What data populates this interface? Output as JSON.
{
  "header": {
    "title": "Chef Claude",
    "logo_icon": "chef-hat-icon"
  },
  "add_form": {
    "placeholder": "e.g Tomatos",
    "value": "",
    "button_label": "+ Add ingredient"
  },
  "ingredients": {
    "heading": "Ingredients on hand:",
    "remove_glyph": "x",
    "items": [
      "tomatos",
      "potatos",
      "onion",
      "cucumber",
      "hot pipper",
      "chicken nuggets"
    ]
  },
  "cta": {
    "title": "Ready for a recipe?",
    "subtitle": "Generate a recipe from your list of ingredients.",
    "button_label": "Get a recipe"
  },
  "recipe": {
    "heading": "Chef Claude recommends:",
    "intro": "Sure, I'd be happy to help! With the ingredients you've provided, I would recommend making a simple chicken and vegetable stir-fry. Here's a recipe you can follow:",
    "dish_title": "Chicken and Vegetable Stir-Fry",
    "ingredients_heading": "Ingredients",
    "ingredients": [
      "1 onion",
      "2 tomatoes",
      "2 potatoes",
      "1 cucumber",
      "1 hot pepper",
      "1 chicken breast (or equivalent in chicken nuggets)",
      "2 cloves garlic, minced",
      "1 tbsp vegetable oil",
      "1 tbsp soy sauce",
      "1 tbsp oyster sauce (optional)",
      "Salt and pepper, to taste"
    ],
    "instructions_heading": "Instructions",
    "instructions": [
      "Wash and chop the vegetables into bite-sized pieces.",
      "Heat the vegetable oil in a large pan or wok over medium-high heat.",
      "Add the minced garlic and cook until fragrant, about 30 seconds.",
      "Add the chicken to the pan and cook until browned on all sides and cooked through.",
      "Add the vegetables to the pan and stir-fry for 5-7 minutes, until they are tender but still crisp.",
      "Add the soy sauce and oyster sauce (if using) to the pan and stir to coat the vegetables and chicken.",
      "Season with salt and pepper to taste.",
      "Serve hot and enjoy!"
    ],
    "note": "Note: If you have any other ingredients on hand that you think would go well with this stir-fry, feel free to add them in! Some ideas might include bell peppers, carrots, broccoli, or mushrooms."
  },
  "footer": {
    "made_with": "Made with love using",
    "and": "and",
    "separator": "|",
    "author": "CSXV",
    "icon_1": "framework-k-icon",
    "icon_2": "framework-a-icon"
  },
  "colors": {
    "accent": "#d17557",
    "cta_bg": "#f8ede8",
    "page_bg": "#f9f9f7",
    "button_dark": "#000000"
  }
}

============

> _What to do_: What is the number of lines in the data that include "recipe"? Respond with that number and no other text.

> _Completed exercise_: 5